  2. ^ "3218.0 – Regional Population Growth, Australia, 2017-18". Australian Bureau of Statistics. 27 March 2019. Retrieved 27 March 2019. Estimated resident population (ERP) at 30 June 2018.
  3. ^ a b c d e Australian Bureau of Statistics (31 October 2012). "Newcastle (Local Government Area)". 2011 Census QuickStats. Retrieved 10 September 2012. Edit this at Wikidata
  4. ^ a b c "New mayor Labor's Nuatali Nelmes cruises to victory". Newcastle Herald. 15 November 2014. Retrieved 16 November 2014.
  5. ^ "Suburb Search – Local Council Boundaries – Hunter (HT) – Newcastle City Council". New South Wales Division of Local Government. Archived from the original on 26 March 2011. Retrieved 10 October 2012.
  6. ^ "Newcastle". New South Wales Electoral Commission. 24 September 2012. Retrieved 10 October 2012.
  7. ^ "Wallsend". New South Wales Electoral Commission. 24 September 2012. Retrieved 10 October 2012.
  8. ^ "Charlestown". New South Wales Electoral Commission. 24 September 2012. Retrieved 10 October 2012.
  9. ^ "Port Stephens". New South Wales Electoral Commission. 24 September 2012. Retrieved 10 October 2012.
  10. ^ "Newcastle". Australian Electoral Commission. 26 July 2012. Archived from the original on 21 May 2011. Retrieved 10 October 2012.
  11. ^ a b "Mayor Tally Sheet" (PDF). Newcastle City Council Election 2012. Australian Election Company. September 2012. Retrieved 3 October 2012.
  12. ^ "Municipality of Newcastle - Proclamation (105)". Government Gazette of the State of New South Wales. 8 June 1859. p. 1293. Retrieved 2 December 2018 – via National Library of Australia.
  13. ^ Municipalities Act 1867 (NSW)
  14. ^ Greater Newcastle Act 1937 (NSW)
  15. ^ "Greater Newcastle Act 1937 - Proclamation (5)". Government Gazette of the State of New South Wales. 14 January 1938. p. 82. Retrieved 29 November 2018 – via National Library of Australia.
  16. ^ "Local Government Act 1919 - Proclamation (55)". Government Gazette of the State of New South Wales. 1 April 1949. p. 990. Retrieved 29 November 2018 – via National Library of Australia.
  17. ^ Docherty, p. 299
  18. ^ "Four Hunter councils deemed 'unfit for future'". ABC News. 20 October 2015. Retrieved 13 March 2016.
  19. ^ "Merger proposal: Newcastle City Council, Port Stephens Council" (PDF). Government of New South Wales. January 2016. p. 8. Retrieved 13 March 2016.
  20. ^ "Stronger Councils Stronger Communities". Government of New South Wales. 14 February 2017. Retrieved 22 February 2017.

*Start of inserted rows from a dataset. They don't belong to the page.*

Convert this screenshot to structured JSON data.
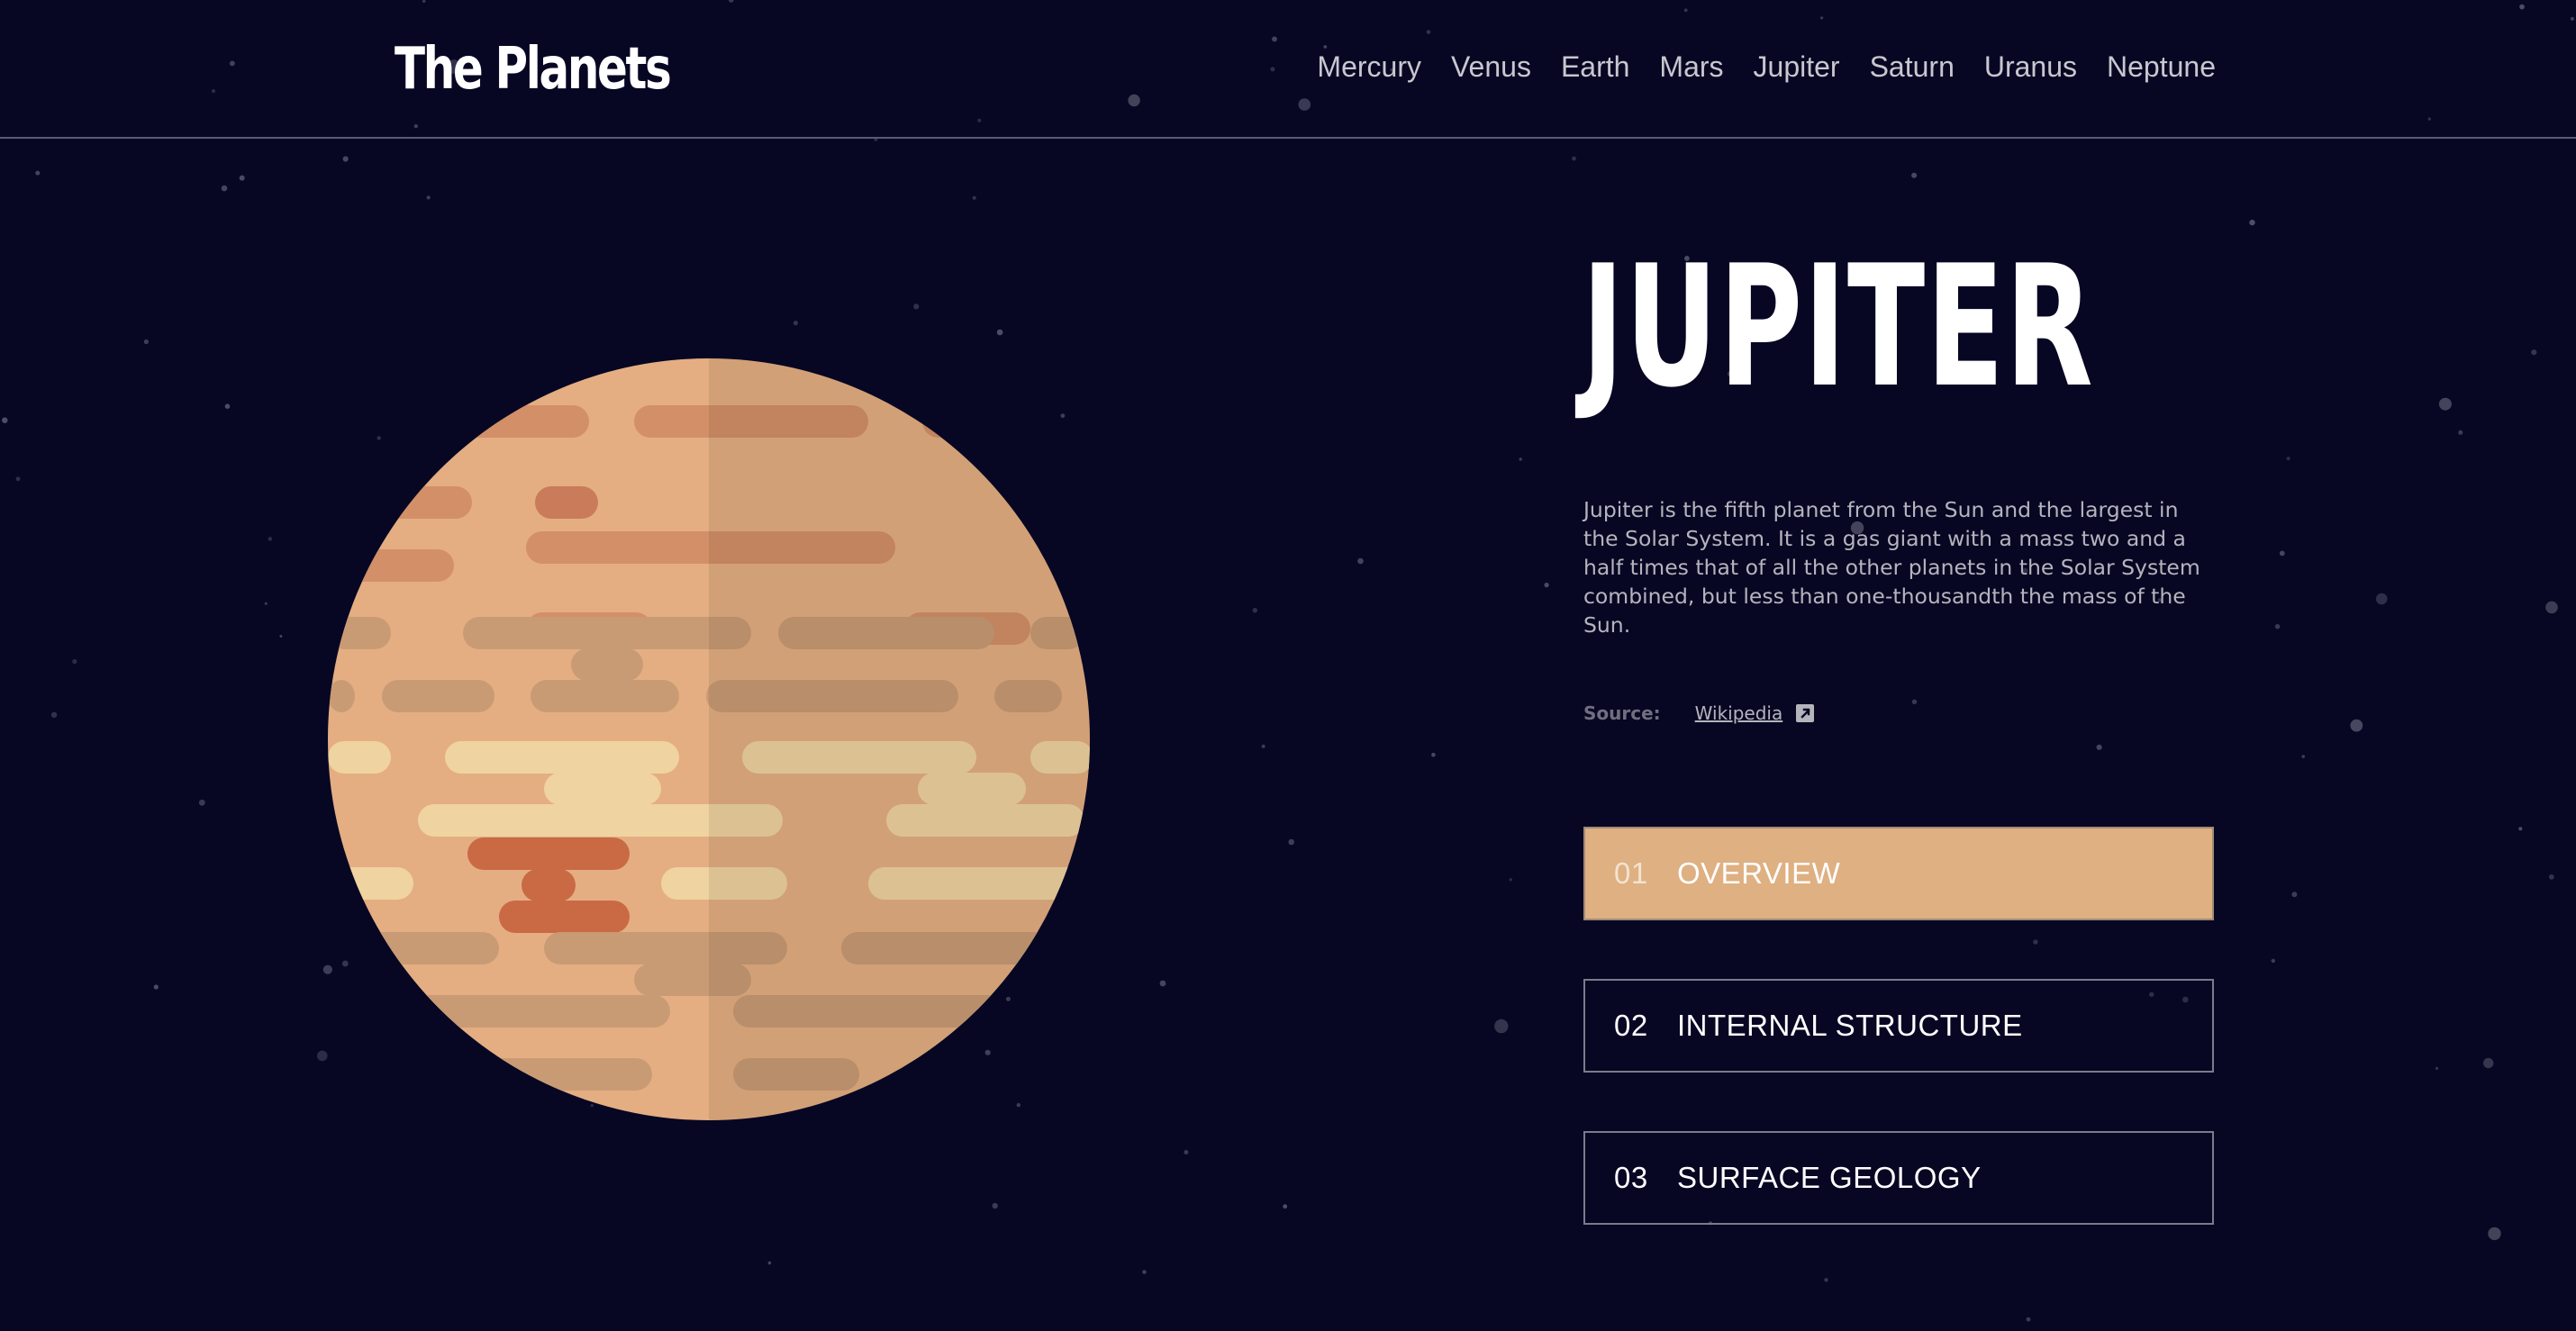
{
  "site": {
    "logo": "The Planets"
  },
  "nav": {
    "items": [
      "Mercury",
      "Venus",
      "Earth",
      "Mars",
      "Jupiter",
      "Saturn",
      "Uranus",
      "Neptune"
    ]
  },
  "planet": {
    "name": "JUPITER",
    "description": "Jupiter is the fifth planet from the Sun and the largest in the Solar System. It is a gas giant with a mass two and a half times that of all the other planets in the Solar System combined, but less than one-thousandth the mass of the Sun.",
    "source_label": "Source:",
    "source_link": "Wikipedia"
  },
  "tabs": [
    {
      "num": "01",
      "label": "OVERVIEW",
      "active": true
    },
    {
      "num": "02",
      "label": "INTERNAL STRUCTURE",
      "active": false
    },
    {
      "num": "03",
      "label": "SURFACE GEOLOGY",
      "active": false
    }
  ],
  "colors": {
    "background": "#070724",
    "accent_active_tab": "#DEB082",
    "planet_base": "#E4AE82"
  },
  "icons": {
    "external_link": "external-link-icon"
  }
}
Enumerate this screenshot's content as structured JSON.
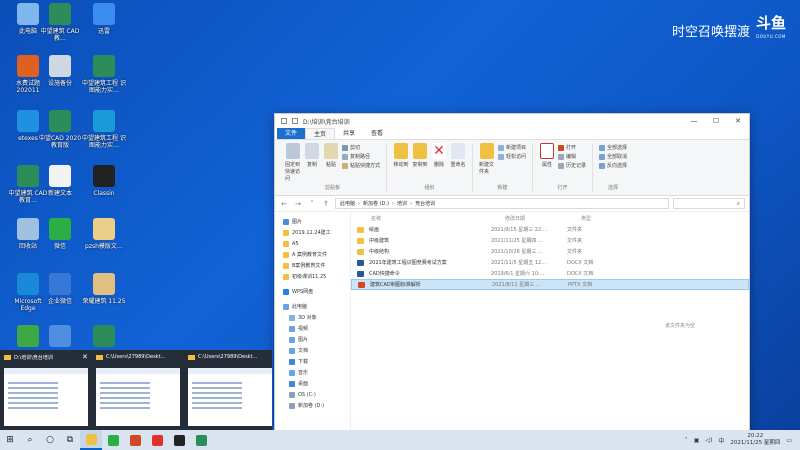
{
  "watermark": {
    "text": "时空召唤摆渡",
    "logo": "斗鱼",
    "logo_sub": "DOUYU.COM"
  },
  "desktop_icons": [
    {
      "label": "此电脑",
      "color": "#7fb6ee"
    },
    {
      "label": "中望建筑 CAD教…",
      "color": "#2c8c5a"
    },
    {
      "label": "迅雷",
      "color": "#3b8ef0"
    },
    {
      "label": "水费试题 202011",
      "color": "#e06020"
    },
    {
      "label": "设施备份",
      "color": "#cfd7e3"
    },
    {
      "label": "中望建筑工程 识图能力实…",
      "color": "#2c8c5a"
    },
    {
      "label": "etexes",
      "color": "#2090e0"
    },
    {
      "label": "中望CAD 2020 教育版",
      "color": "#2c8c5a"
    },
    {
      "label": "中望建筑工程 识图能力实…",
      "color": "#1a9bd8"
    },
    {
      "label": "中望建筑 CAD 教育…",
      "color": "#2c8c5a"
    },
    {
      "label": "新建文本",
      "color": "#f2f2f2"
    },
    {
      "label": "Classin",
      "color": "#222222"
    },
    {
      "label": "回收站",
      "color": "#9fc0e0"
    },
    {
      "label": "微信",
      "color": "#2bae45"
    },
    {
      "label": "pzsh模版文…",
      "color": "#e8d088"
    },
    {
      "label": "Microsoft Edge",
      "color": "#1a8ad8"
    },
    {
      "label": "企业微信",
      "color": "#3678d8"
    },
    {
      "label": "荣耀建筑 11.25",
      "color": "#e0c080"
    },
    {
      "label": "",
      "color": "#3da844"
    },
    {
      "label": "",
      "color": "#4f8ee0"
    },
    {
      "label": "",
      "color": "#2c8c5a"
    }
  ],
  "explorer": {
    "title": "D:\\培训\\竞台培训",
    "tabs": [
      "文件",
      "主页",
      "共享",
      "查看"
    ],
    "ribbon": {
      "clipboard": {
        "name": "剪贴板",
        "pin": "固定到快速访问",
        "copy": "复制",
        "paste": "粘贴",
        "cut": "剪切",
        "copy_path": "复制路径",
        "paste_shortcut": "粘贴快捷方式"
      },
      "organize": {
        "name": "组织",
        "move_to": "移动到",
        "copy_to": "复制到",
        "delete": "删除",
        "rename": "重命名"
      },
      "new": {
        "name": "新建",
        "new_folder": "新建文件夹",
        "new_item": "新建项目",
        "easy_access": "轻松访问"
      },
      "open": {
        "name": "打开",
        "properties": "属性",
        "open": "打开",
        "edit": "编辑",
        "history": "历史记录"
      },
      "select": {
        "name": "选择",
        "select_all": "全部选择",
        "select_none": "全部取消",
        "invert": "反向选择"
      }
    },
    "address": [
      "此电脑",
      "新加卷 (D:)",
      "培训",
      "竞台培训"
    ],
    "columns": [
      "名称",
      "修改日期",
      "类型"
    ],
    "files": [
      {
        "name": "绘画",
        "date": "2021/9/15 星期三 22:…",
        "type": "文件夹",
        "icon": "#f0c040"
      },
      {
        "name": "中级建筑",
        "date": "2021/11/25 星期四 …",
        "type": "文件夹",
        "icon": "#f0c040"
      },
      {
        "name": "中级结构",
        "date": "2021/10/26 星期三 …",
        "type": "文件夹",
        "icon": "#f0c040"
      },
      {
        "name": "2021年建筑工程识图竞赛考试方案",
        "date": "2021/11/5 星期五 12…",
        "type": "DOCX 文档",
        "icon": "#2b5797"
      },
      {
        "name": "CAD快捷命令",
        "date": "2019/6/1 星期六 10:…",
        "type": "DOCX 文档",
        "icon": "#2b5797"
      },
      {
        "name": "建筑CAD制图标准解析",
        "date": "2021/8/11 星期三 …",
        "type": "PPTX 文档",
        "icon": "#d24726"
      }
    ],
    "nav": [
      {
        "label": "图片",
        "color": "#4a90d9"
      },
      {
        "label": "2019.11.24建工",
        "color": "#f0c040"
      },
      {
        "label": "A5",
        "color": "#f0c040"
      },
      {
        "label": "A 案例教育文件",
        "color": "#f0c040"
      },
      {
        "label": "B案例教育文件",
        "color": "#f0c040"
      },
      {
        "label": "初级课训11.25",
        "color": "#f0c040"
      },
      {
        "label": "WPS网盘",
        "color": "#2a7de1"
      },
      {
        "label": "此电脑",
        "color": "#6aa3df"
      },
      {
        "label": "3D 对象",
        "color": "#7fb2e6"
      },
      {
        "label": "视频",
        "color": "#6aa3df"
      },
      {
        "label": "图片",
        "color": "#6aa3df"
      },
      {
        "label": "文档",
        "color": "#6aa3df"
      },
      {
        "label": "下载",
        "color": "#3d86d8"
      },
      {
        "label": "音乐",
        "color": "#6aa3df"
      },
      {
        "label": "桌面",
        "color": "#3d86d8"
      },
      {
        "label": "OS (C:)",
        "color": "#8aa0b8"
      },
      {
        "label": "新加卷 (D:)",
        "color": "#8aa0b8"
      }
    ],
    "empty_text": "该文件夹为空"
  },
  "previews": [
    {
      "title": "D:\\培训\\竞台培训"
    },
    {
      "title": "C:\\Users\\27989\\Deskt…"
    },
    {
      "title": "C:\\Users\\27989\\Deskt…"
    }
  ],
  "taskbar": {
    "apps": [
      {
        "name": "file-explorer",
        "color": "#f0c040",
        "active": true
      },
      {
        "name": "wechat",
        "color": "#2bae45",
        "active": false
      },
      {
        "name": "powerpoint",
        "color": "#d24726",
        "active": false
      },
      {
        "name": "wps",
        "color": "#e03030",
        "active": false
      },
      {
        "name": "classin",
        "color": "#222222",
        "active": false
      },
      {
        "name": "zwcad",
        "color": "#2c8c5a",
        "active": false
      }
    ],
    "time": "20:22",
    "date": "2021/11/25 星期四",
    "tray_text": "中"
  }
}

  21. ^ a b Australian Bureau of Statistics (9 March 2006). "Newcastle (C)". 2001 Census QuickStats. Retrieved 23 December 2013.
  22. ^ a b Australian Bureau of Statistics (25 October 2007). "Newcastle (C)". 2006 Census QuickStats. Retrieved 23 December 2013.
  23. ^ a b "Final Result in Order of Standing: Ward One" (PDF). Newcastle City Council Election 2012. Australian Election Company. 21 September 2012. p. 24. Retrieved 3 October 2012.
  24. ^ a b "Final Result in Order of Standing: Ward Two" (PDF). Newcastle City Council Election 2012. Australian Election Company. 21 September 2012. p. 24. Retrieved 3 October 2012.
  25. ^ a b "Final Result in Order of Standing: Ward Three" (PDF). Newcastle City Council Election 2012. Australian Election Company. 20 September 2012. p. 22. Retrieved 3 October 2012.
  26. ^ a b "Final Result in Order of Standing: Ward Four" (PDF). Newcastle City Council Election 2012. Australian Election Company. 21 September 2012. p. 24. Retrieved 3 October 2012.